The CLR behavior with your program is exactly as designed:
When I run your test app with the
supportedRuntime as v4.0, Process Explorer shows it loads mscorlib v4.0.30319.
When I run with
supportedRuntime as v2.0.50727, Process Explorer shows it loads mscorlilb v2.0.50727.
When I run with no
supportedRuntime element, Process Explorer shows it loads mscorlilb v2.0.50727.
This blurb from Microsoft states that the
supportedRuntime element defines the specific version on which your program runs:
By default, an application runs on the version of the .NET Framework that it was built for. If that version is not present and the application configuration file does not define supported versions, a .NET Framework initialization error may occur. In this case, the attempt to run the application will fail.
To define the specific versions on which your application runs, add one or more elements to your application's configuration file. Each element lists a supported version of the runtime, with the first specifying the most preferred version and the last specifying the least preferred version.
There are two separate elements at play, here. Only the
supportedRuntime element applies to your scenario.
supportedRuntime element defines the CLR versions on which your app will run, in the preferred order. If you list supported runtimes, then those CLR versions will be used, going down the list from top to bottom until an installed CLR version is found. If you don't list support runtimes, then your program will run with the version of the CLR against which it was compiled.
useLegacyV2RuntimeActivationPolicy element applies only to mixed-mode assemblies --- programs or DLLs that contain managed (.Net) and unmanaged (native) code. Your sample program isn't a mixed-mode assembly. For mixed-mode assemblies, setting the value to
false (the default), or not setting it all, uses the new .Net 4 in-process side-by-side loading for mixed-mode assemblies, so your app can run with CLR 4, and load a mixed-mode assembly in the same process using CLR 1.0-2.0. Setting it to
true essentially reverts to the previous functionality prior to .Net 4, where the in-process side-by-side functionality is disabled, and whatever CLR version is selected to run the app will attempt to load your mixed-mode assembly. The CLR version used to load the mixed-mode assembly will be whichever one is selected to run the app, based on which version was used to compile the app, and your listed supported runtimes, if any.

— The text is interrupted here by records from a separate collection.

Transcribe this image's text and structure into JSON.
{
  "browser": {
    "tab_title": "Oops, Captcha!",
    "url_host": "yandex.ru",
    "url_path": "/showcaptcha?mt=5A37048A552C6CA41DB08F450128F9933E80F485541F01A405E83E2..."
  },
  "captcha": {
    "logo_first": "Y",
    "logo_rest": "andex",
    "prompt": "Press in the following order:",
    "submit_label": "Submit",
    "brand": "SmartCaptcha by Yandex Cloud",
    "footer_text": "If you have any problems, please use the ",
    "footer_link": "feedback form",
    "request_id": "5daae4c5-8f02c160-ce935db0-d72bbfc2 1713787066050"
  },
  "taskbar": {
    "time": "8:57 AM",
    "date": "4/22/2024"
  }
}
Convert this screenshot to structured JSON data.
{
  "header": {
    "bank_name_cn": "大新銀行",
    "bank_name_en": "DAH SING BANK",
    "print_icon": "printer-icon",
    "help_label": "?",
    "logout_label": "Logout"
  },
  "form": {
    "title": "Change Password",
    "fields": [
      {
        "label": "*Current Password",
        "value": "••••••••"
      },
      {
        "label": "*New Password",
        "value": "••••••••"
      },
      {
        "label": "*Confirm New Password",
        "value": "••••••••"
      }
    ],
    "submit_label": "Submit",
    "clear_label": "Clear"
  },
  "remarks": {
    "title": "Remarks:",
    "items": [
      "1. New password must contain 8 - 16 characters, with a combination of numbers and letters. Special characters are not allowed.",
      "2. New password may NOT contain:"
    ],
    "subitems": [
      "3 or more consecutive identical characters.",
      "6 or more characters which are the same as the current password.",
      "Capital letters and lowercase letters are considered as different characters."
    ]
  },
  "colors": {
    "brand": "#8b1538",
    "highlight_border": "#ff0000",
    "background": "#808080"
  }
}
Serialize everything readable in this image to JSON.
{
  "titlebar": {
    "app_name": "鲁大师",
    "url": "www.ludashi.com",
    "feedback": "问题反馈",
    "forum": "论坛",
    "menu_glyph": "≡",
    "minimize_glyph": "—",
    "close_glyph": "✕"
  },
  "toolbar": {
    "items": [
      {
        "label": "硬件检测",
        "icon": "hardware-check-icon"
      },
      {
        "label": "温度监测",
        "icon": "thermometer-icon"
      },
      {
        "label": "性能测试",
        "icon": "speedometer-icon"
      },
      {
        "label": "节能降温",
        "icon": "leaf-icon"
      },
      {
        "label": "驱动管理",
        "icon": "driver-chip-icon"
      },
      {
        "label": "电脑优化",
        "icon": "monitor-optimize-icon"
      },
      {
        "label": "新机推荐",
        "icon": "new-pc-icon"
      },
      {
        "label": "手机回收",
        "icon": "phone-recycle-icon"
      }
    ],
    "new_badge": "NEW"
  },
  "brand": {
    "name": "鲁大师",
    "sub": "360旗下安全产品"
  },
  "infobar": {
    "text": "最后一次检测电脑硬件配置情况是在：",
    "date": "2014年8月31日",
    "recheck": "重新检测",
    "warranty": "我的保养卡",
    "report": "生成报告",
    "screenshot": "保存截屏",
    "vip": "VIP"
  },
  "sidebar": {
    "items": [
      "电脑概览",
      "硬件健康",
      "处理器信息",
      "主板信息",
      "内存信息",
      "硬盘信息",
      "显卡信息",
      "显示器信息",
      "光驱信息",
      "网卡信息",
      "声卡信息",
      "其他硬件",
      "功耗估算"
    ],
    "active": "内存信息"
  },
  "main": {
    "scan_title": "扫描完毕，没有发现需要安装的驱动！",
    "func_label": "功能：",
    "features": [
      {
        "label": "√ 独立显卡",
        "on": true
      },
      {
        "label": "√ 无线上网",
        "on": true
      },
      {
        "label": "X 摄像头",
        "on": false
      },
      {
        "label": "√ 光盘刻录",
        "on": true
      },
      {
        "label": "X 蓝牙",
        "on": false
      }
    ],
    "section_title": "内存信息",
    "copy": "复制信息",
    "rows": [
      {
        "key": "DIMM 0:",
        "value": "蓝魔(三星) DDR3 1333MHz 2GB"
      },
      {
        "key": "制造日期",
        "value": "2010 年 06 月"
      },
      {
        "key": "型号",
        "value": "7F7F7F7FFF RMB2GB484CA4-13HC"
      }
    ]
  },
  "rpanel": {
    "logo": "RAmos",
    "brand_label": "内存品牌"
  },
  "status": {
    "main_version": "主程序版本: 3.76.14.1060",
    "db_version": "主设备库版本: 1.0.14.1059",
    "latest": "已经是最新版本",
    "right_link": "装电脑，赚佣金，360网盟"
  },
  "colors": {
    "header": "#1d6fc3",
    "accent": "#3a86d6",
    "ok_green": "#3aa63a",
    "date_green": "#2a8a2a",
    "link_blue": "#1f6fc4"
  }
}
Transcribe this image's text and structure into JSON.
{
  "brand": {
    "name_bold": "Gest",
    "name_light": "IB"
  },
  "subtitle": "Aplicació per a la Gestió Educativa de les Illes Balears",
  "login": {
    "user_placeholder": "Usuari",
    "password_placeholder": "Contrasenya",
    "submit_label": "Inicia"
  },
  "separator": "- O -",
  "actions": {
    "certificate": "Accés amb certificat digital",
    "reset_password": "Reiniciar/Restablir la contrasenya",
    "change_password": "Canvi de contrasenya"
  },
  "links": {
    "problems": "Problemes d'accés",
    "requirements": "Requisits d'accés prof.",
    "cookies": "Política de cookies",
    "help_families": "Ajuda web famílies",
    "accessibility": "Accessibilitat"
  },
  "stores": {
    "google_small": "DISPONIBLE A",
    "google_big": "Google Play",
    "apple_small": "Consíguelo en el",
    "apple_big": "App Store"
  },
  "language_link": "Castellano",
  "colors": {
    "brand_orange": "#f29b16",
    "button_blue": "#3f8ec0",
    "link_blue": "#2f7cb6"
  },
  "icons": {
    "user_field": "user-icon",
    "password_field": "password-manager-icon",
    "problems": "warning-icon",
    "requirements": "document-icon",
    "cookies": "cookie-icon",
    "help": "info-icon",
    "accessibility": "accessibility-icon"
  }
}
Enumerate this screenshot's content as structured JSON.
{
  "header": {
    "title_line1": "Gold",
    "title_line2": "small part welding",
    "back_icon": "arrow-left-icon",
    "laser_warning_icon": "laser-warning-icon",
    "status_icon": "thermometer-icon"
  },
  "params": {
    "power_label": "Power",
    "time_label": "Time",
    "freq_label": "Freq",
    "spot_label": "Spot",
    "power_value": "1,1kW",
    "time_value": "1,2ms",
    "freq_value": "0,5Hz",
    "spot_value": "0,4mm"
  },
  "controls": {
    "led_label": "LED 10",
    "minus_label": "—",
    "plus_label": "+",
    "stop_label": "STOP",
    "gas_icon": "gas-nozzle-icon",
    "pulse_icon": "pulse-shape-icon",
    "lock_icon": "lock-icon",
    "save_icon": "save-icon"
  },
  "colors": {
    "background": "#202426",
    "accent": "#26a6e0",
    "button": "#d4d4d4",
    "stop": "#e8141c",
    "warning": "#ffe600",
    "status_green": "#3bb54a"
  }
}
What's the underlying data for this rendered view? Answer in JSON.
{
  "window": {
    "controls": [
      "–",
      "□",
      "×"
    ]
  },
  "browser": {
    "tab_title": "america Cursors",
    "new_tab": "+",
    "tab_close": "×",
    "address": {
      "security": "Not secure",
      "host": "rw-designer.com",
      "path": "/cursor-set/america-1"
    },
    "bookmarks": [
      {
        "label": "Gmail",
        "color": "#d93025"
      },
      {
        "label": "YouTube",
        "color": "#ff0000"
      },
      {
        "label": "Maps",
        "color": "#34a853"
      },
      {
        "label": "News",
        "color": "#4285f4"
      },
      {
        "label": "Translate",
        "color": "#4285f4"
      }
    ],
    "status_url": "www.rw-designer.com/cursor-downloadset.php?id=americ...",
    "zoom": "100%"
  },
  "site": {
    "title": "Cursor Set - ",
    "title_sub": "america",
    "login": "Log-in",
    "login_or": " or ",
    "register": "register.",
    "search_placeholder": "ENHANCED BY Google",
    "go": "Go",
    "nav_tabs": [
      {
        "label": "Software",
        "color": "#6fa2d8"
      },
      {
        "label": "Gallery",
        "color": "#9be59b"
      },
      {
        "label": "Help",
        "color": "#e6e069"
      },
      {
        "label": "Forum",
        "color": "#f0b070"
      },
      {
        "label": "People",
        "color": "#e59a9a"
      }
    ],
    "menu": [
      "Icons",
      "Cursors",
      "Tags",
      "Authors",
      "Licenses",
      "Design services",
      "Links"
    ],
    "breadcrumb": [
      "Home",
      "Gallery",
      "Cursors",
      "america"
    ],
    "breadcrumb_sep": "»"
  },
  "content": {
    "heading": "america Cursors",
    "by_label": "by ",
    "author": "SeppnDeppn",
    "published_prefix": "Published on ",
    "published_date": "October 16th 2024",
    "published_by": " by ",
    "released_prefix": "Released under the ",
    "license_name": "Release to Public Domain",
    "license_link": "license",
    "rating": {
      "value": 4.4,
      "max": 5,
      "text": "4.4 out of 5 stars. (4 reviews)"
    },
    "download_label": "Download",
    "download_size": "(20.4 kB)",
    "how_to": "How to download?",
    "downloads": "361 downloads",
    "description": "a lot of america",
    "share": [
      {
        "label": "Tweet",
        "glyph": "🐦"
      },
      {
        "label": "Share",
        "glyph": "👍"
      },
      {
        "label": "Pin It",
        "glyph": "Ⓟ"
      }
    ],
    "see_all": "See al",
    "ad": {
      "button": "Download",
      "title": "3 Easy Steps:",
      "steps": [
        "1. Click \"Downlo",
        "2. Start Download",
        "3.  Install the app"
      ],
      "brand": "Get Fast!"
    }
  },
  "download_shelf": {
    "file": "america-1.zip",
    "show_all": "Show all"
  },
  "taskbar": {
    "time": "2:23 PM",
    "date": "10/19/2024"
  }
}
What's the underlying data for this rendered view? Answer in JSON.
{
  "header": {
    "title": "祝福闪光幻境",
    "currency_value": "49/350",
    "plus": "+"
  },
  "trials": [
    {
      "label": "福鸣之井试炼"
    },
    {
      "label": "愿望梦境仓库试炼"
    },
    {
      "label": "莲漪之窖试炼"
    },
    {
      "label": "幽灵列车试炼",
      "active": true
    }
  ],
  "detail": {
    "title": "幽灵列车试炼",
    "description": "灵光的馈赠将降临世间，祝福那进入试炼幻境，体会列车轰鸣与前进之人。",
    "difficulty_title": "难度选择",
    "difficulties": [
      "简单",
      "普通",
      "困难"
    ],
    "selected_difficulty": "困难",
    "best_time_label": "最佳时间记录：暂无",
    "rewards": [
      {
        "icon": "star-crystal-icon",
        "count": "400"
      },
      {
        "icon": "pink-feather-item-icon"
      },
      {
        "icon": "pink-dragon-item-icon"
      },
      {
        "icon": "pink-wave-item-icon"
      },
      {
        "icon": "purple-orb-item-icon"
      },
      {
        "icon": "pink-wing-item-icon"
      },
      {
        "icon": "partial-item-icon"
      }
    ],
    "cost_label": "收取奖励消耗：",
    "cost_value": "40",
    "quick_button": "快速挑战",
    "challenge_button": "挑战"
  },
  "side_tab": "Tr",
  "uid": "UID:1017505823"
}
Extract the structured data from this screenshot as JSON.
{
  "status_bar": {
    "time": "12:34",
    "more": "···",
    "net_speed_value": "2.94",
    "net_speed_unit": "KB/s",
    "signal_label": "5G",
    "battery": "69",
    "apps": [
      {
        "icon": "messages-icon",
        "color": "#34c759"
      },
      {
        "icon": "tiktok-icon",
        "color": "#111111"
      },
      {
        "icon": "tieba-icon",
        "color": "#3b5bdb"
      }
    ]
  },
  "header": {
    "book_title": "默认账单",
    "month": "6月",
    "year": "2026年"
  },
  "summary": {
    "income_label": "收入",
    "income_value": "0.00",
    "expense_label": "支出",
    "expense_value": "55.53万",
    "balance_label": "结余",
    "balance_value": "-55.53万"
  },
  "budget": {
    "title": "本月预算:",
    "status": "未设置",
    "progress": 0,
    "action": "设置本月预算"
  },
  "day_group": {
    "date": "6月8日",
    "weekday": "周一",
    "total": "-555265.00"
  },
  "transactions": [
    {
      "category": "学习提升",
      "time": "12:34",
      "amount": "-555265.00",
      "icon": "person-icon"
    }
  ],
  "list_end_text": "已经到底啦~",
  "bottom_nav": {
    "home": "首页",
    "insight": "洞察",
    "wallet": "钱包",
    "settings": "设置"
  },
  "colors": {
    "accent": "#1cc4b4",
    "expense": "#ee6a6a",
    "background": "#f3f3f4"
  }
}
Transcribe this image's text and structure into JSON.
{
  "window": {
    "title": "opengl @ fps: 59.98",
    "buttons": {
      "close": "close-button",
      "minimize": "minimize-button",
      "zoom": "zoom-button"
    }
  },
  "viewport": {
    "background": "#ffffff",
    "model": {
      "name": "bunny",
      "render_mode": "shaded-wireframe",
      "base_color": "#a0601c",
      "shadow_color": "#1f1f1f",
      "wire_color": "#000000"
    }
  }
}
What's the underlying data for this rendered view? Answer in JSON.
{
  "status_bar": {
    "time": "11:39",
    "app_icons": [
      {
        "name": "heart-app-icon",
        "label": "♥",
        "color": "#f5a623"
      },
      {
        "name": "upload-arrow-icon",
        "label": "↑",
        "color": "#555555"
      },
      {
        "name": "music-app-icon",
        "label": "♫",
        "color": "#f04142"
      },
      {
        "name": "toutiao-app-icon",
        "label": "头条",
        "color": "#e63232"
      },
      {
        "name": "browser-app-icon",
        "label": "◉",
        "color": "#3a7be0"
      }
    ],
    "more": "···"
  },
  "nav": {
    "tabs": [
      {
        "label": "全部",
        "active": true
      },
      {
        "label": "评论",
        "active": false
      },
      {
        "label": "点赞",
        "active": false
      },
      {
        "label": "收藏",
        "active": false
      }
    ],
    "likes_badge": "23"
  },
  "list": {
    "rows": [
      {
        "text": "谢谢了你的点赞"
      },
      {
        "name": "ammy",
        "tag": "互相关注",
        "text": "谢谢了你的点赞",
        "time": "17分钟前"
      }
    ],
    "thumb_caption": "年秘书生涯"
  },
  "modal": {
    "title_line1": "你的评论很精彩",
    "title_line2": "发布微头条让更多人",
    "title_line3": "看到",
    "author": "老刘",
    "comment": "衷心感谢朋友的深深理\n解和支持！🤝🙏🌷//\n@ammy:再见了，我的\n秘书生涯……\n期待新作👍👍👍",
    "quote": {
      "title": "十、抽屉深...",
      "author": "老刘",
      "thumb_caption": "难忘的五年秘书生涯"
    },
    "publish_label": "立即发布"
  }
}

There's an MSDN Magazine article and an MSDN article about .Net 4 loading and In-Process Side-by-Side (In-Proc SxS) execution for COM components, which also has an impact on your scenario without COM components. Prior to .Net 4, if you compiled your app with a version of the CLR, and that version wasn't available on the system at runtime, the app would automatically run on a newer version of the CLR if it was installed. As of .Net 4, apps now won't run with a newer version of the CLR unless you specify the newer version in the
Here's a quote from the MSDN article:
Application developers. Side-by-side hosting has almost no effect on application developers. By default, applications always run against the version of the .NET Framework they were built on; this has not changed. However, developers can override this behavior and direct the application to run under a newer version of the .NET Framework (see scenario 2).
Library developers and consumers. Side-by-side hosting does not solve the compatibility problems that library developers face. A library that is directly loaded by an application -- either through a direct reference or through an Assembly.Load call -- continues to use the runtime of the AppDomain it is loaded into. You should test your libraries against all versions of the .NET Framework that you want to support. If an application is compiled using the .NET Framework 4 runtime but includes a library that was built using an earlier runtime, that library will use the .NET Framework 4 runtime as well. However, if you have an application that was built using an earlier runtime and a library that was built using the .NET Framework 4, you must force your application to also use the .NET Framework 4 (see scenario 3).
Finally, if you're on Vista, Win7, Server 2008, Server 2008 R2, you automatically have CLR 2.0 installed. Therefore, if you were to remove your
supportedRuntimes element, or change it to v2.0.50727, you might still have CLR 2.0 available as a runtime.